Millennials are widely infamous for being the “entitled” generation, having grown up in an era of participation trophies and receiving the benefits of success without much of the work that previous generations experienced. Whether or not this notoriety is deserved is largely a matter of opinion, but the Readers’ Forum piece in the June 1 (online edition) of The Daily Universe makes a compelling argument that millennials are indeed entitled.
The articles author believes it is “shocking that BYU doesn’t subsidize students’” food in the Cougareat. She bemoans that Cougareat students “have little choice but to pay a premium price” for food on campus. She clearly forgets a couple of relevant facts.
- BYU heavily subsidizes the cost of each students’ education. BYU’s own admissions page states that BYU students pay about $24,000; less per year than they would pay at a traditional private university. For the price of a community college education, we each receive a top-tier, world-class education at a discount of nearly $100,000.
- While the author believes that the only way to obtain food is to purchase it from the Cougareat, I feel obligated to remind her that in the real world, adults don’t eat out every day. The benefit of BYU student housing (even off-campus housing), is that it is within a reasonable walking distance to several grocery stores. A much cheaper option (and typically healthier) would be to buy food there, and then pack meals that can be brought to campus.
BYU doesn’t owe us cheap food. BYU owes us nothing beyond the quality education that has been promised us.
— Sean Robison
Honor Code violation vs. sexual assault
I was disappointed to see social media flooded with misleading “clickbait” articles accusing my alma mater (BYU) of punishing sexual assault victims. It’s a prime example of biased, sensationalist, and frankly dishonest journalism.
Here’s why these headlines are fundamentally misleading: the Honor Code office isn’t investigating students for being victims of sexual assault. Instead, these investigations result from separate alleged honor code violations. Every student signs the Honor Code when they enroll at BYU. There is no asterisk at the bottom stating that the Honor Code is null and void if one becomes a victim of a crime while violating it, nor should there be.
If a student is assaulted while using drugs or alcohol, they have two choices: they can report the crime and face punishment for doing something they agreed not to do, or they can refuse to come forward in order to protect themselves, thus allow their attacker to continue to acquire victims. Neither of these options will seem appealing to the student, but neither of them are the fault of the university. I’m the strongest advocate for victims of sexual assault, but giving Honor Code violators “amnesty” is both unwise and not in harmony with the principle of moral agency.
— Alex Kolkena
Kansas City, Missouri
Remember high school?
Only 58 percent of students enrolled at four-year universities graduate within six years. Is there a gap between high school academics and the university (in) writing research papers, conducting case studies, taking tricky tests and even studying?
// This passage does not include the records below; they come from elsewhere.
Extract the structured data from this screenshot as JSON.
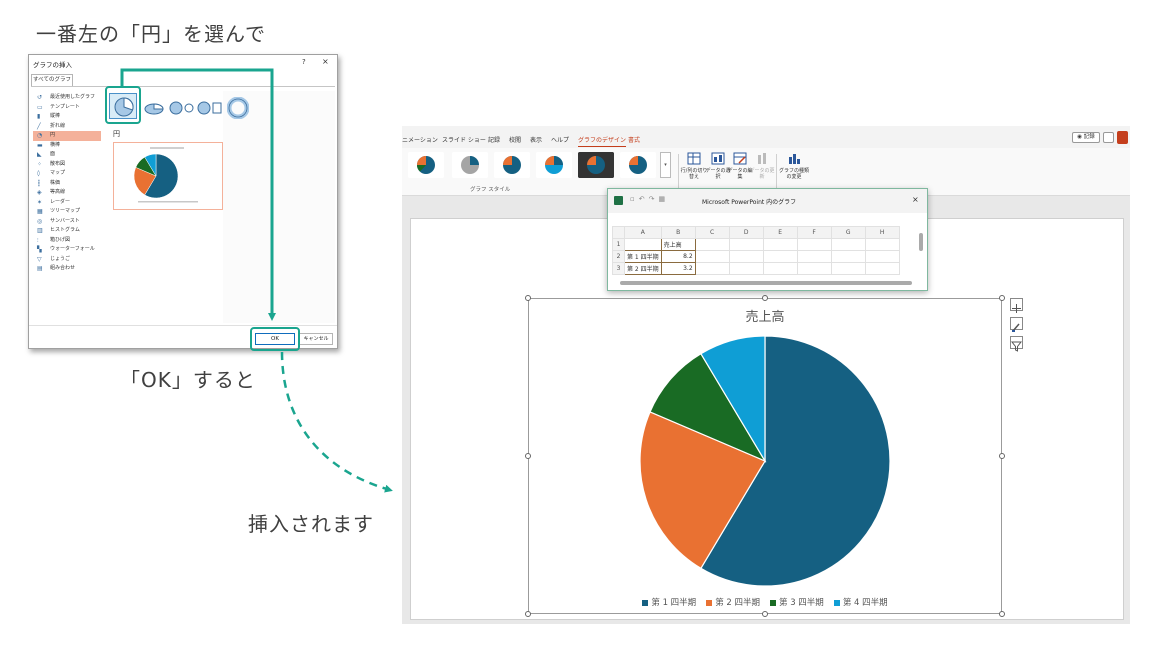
{
  "captions": {
    "top": "一番左の「円」を選んで",
    "ok": "「OK」すると",
    "inserted": "挿入されます"
  },
  "dialog": {
    "title": "グラフの挿入",
    "help": "?",
    "close": "×",
    "tab": "すべてのグラフ",
    "categories": [
      "最近使用したグラフ",
      "テンプレート",
      "縦棒",
      "折れ線",
      "円",
      "横棒",
      "面",
      "散布図",
      "マップ",
      "株価",
      "等高線",
      "レーダー",
      "ツリーマップ",
      "サンバースト",
      "ヒストグラム",
      "箱ひげ図",
      "ウォーターフォール",
      "じょうご",
      "組み合わせ"
    ],
    "selected_category": "円",
    "pie_heading": "円",
    "ok_label": "OK",
    "cancel_label": "キャンセル"
  },
  "ribbon": {
    "tabs": [
      "ニメーション",
      "スライド ショー",
      "記録",
      "校閲",
      "表示",
      "ヘルプ",
      "グラフのデザイン",
      "書式"
    ],
    "active_tab": "グラフのデザイン",
    "record": "記録",
    "styles_group": "グラフ スタイル",
    "buttons": [
      "行/列の切り替え",
      "データの選択",
      "データの編集",
      "データの更新",
      "グラフの種類の変更"
    ]
  },
  "sheet": {
    "title": "Microsoft PowerPoint 内のグラフ",
    "close": "×",
    "columns": [
      "A",
      "B",
      "C",
      "D",
      "E",
      "F",
      "G",
      "H"
    ],
    "rows": [
      {
        "num": "1",
        "a": "",
        "b": "売上高"
      },
      {
        "num": "2",
        "a": "第 1 四半期",
        "b": "8.2"
      },
      {
        "num": "3",
        "a": "第 2 四半期",
        "b": "3.2"
      }
    ]
  },
  "chart_data": {
    "type": "pie",
    "title": "売上高",
    "categories": [
      "第 1 四半期",
      "第 2 四半期",
      "第 3 四半期",
      "第 4 四半期"
    ],
    "values": [
      8.2,
      3.2,
      1.4,
      1.2
    ],
    "colors": [
      "#156082",
      "#e97132",
      "#196b24",
      "#0f9ed5"
    ],
    "legend_position": "bottom"
  }
}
Rarely, if ever, did I participate in any of these activities in high school. My experience at BYU pushed me intellectually and made me dig deep to sit down and study every day. Class work will still be overwhelming even with a one-day spring break as a new addition to the winter semester of 2017.
Thinking back as to what would have better prepared me (for college) in a high school setting, I first think of studying. For every high school class period, with the exception of English classes, I would generally be done with all homework, reading and studying inside of class. There was usually time to work on problems and consult with other students and teachers — perhaps serving as a crutch for high school students, leaving them disabled in a college world.
On the other hand, maybe high school academia did give proper preparation for college and I just didn’t take advantage of it. High school students are allowed many opportunities to push their minds to the limit. Maybe I should have limited my mind to scholastic opportunities instead of dropping out of an AP Biology class, playing soccer and refusing to take statistics in order to take a day off.
— Nathan Allen